Floral biology of Macadamia integrifolia (Macadamia
Dr Elizabeth M. Exley, Department of Entomology, The University of Queensland Grant details
23 March 1988
Experiments carried out with travel and salaries monies provided by the A.F.F. are listed below.
Experiments were performed only in orchards due to the inaccessibility of racemes of trees in natural locations. Furthermore, since the refugia of wild macadamia trees are small, they no longer represent "natural" situations.
l. Pollinating insect diversity and abundance in 11
macadamia orchards in Queensland and NSW.
The eleven orchard sites surveyed for diversity and abundance of pollinating insects are shown on Fig 1.
A mean of greater than 90% of macadamia flower visitors belonged to two species of social bees, honey bees (Apis mellifera) or Trigona bees (Trigona carbonaria). The abundance of insects other than honey bees was correlated with the extent of surrounding vegetation.
2. Pollinating insect diversity, abundance and behaviour
at one site (Closeburn) for the full duration of the flowering season.
Honey bees and Trigona bees were present through the entire flowering season of macadamia. Other insects were rare at the beginning of the flowering season (July) but common later in the flowering season (October).
Results show that whereas honey bees forage for nectar, Trigona bees visit the flowers mainly for pollen. This results in Trigona bees coming into contact with the stigma of the macadamia flower more often than honey bees, suggesting they are more efficient pollinators.
3. Foraging preferences of the two major pollinating
insects (viz honey bees and Trigona bees) to determine which bee
species visit racemes in sunny and/or shady positions and on both
heavily and lightly flowering trees.
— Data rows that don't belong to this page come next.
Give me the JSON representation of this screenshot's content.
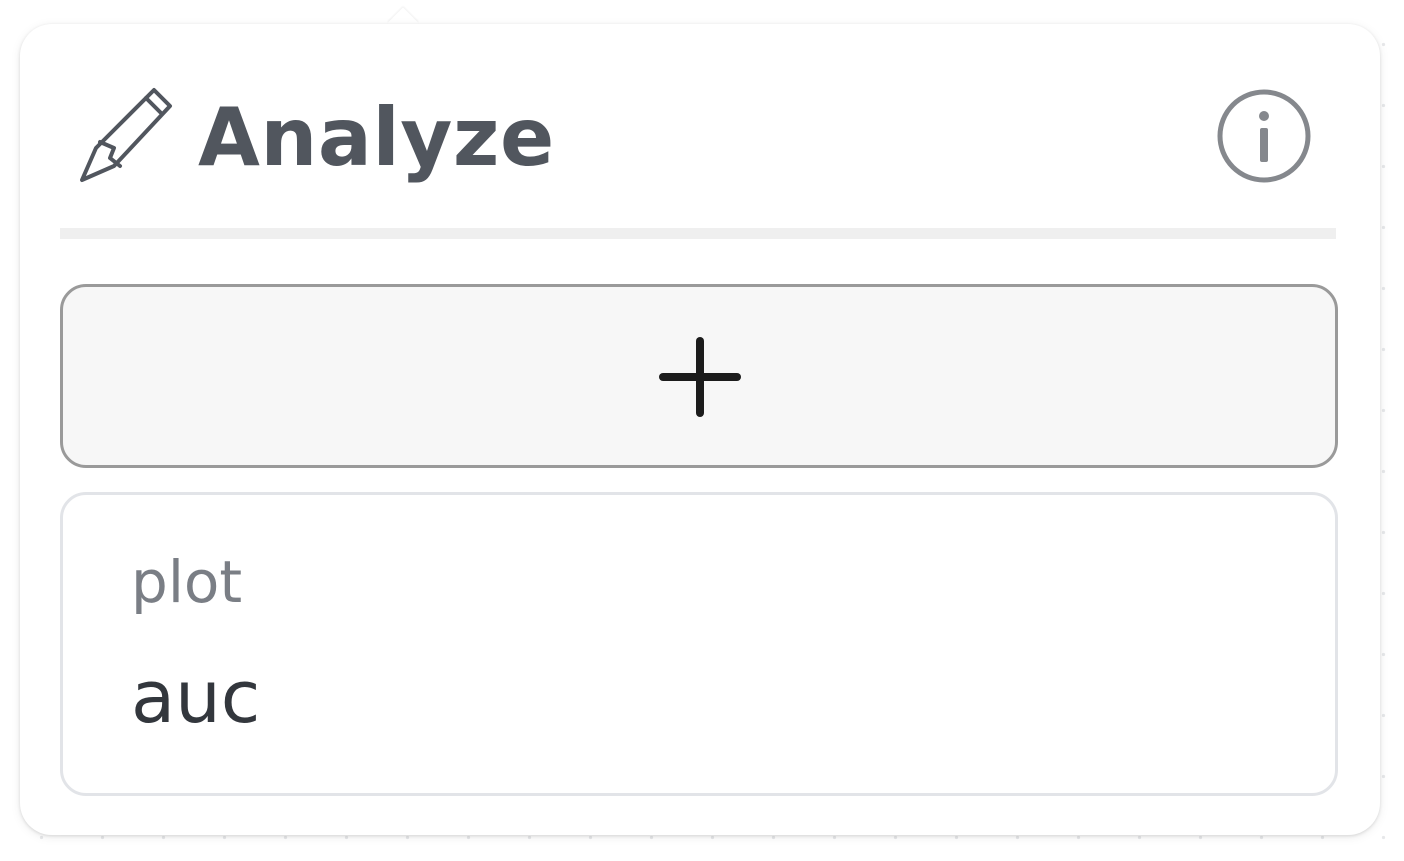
{
  "panel": {
    "title": "Analyze",
    "title_icon": "pencil-icon",
    "info_icon": "info-icon",
    "add_icon": "plus-icon"
  },
  "node": {
    "type_label": "plot",
    "name": "auc"
  },
  "colors": {
    "title_text": "#51565e",
    "icon_stroke": "#51565e",
    "info_stroke": "#85888d",
    "divider": "#efefef",
    "add_button_bg": "#f7f7f7",
    "add_button_border": "#9a9a9a",
    "plus": "#1c1c1c",
    "card_border": "#e2e4e8",
    "type_label_text": "#7a7e85",
    "node_name_text": "#33373d"
  }
}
No statistical analysis is yet completed but it appears that both honey bees and Trigona bees forage equally actively in open sunny positions and shady positions.
4. Relative pollinator efficiency of the two major
insect visitors by covering racemes with a wire mesh that allows
only the smaller Trigona bees to forage and assessing the resulting
initial nut set and final nut set.
Macadamia racemes visited only by Trigona bees showed high initial nut set suggesting these bees are efficient pollinators. Data for final nut set is not yet available.
5. Determining the relationship between the number
of bee visits and the initial and final nut set by bagging racemes
and removing the bags for varying periods each day for the full
duration of raceme life.
Treatments that resulted in higher levels of insect visitation also had higher initial nut set. Data for final nut set is not yet available.
B. EXPENDITURE STATEMENT
Salaries (for period 7 July 1987 to 30 Oct 1987)
345 hours at $9.52 / hour $3284.24
Travel 1255 km at $0.21 / km $263.60